The Mountains elective has been exploring the geography of the world's major mountain ranges. While doing so, students have researched international trips to mountain destinations of their wildest dreams. They have created budgets, phrase books, and itineraries for activities centered around mountain pursuits and culture in far away places. The Mountains class has also honed their skills at the Bend Rock Gym. At the BRG, each member of the class has set and tracked climbing goals on a weekly basis for both bouldering and roped climbing. In the final weeks of the trimester, students will plan a trip into a Northwest range of their choice and address the age old question of why people are drawn to climb mountains.

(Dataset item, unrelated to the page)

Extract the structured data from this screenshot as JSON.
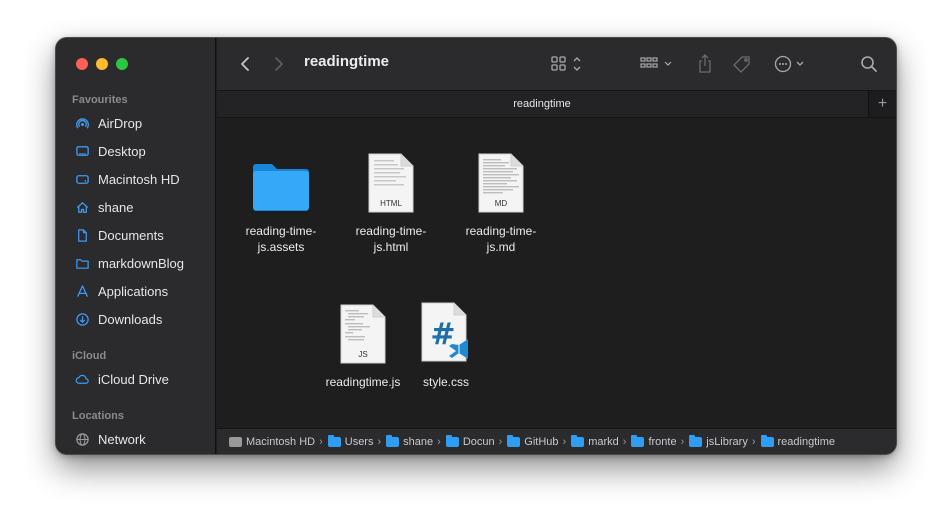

History's most famous answer to this question came from George Mallory at a press conference in 1922. Mallory replied, "Because it's there," when asked why he wanted to climb Mount Everest. His answer instantly captured public interest and has endured the test of time, maybe because it conveys just the right balance of truth and mystery. Looking into this question led us to others: Why explore the unknown? How can we benefit from understanding different cultures and landscapes? Why are some of the "best" adventures concocted with unavoidable, even planned, doses of discomfort? Why do people voluntarily abandon the security and support of the modern world? Are these pursuits really "fun"? If so, is it still fun when we fail?
In addressing these questions, our class will culminate with discussions and writings around resilience and the benefits of learned skills, self-reliance and teamwork in tough situations. We will reference historic examples of exploration into remote landscapes and explore how grit and skill merge in almost any worthwhile pursuit. Finally, students will reflect on the satisfaction of setting and achieving goals in various areas of their lives. And then we'll head back to the BRG to continue the process...and have fun.
- Jeff Wenger, US Humanities Teacher